== What to work on ==
Say how many lines in the records include the string "date", adding no other words.

== Data for analysis ==
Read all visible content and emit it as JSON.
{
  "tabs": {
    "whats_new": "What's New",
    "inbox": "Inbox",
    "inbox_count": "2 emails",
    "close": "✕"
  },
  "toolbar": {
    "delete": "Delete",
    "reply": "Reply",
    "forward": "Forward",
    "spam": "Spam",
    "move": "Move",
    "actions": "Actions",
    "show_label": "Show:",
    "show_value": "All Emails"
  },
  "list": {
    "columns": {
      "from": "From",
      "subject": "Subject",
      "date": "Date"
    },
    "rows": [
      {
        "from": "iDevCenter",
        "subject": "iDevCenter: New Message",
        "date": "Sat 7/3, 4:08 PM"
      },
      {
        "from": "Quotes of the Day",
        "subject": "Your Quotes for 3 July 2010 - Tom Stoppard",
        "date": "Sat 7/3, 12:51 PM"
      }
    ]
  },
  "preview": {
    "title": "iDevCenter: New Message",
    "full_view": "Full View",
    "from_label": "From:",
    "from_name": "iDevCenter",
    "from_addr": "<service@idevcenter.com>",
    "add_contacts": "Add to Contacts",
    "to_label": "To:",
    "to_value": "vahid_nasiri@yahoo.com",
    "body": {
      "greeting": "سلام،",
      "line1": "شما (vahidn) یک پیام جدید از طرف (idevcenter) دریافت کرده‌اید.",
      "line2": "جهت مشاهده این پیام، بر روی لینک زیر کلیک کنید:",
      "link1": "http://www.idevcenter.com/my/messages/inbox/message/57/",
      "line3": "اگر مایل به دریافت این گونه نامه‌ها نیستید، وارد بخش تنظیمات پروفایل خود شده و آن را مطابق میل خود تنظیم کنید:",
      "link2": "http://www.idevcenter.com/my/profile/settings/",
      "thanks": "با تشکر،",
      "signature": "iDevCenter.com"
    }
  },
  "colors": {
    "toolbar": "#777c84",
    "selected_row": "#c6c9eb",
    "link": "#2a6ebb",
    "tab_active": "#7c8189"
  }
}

== Finished task ==
3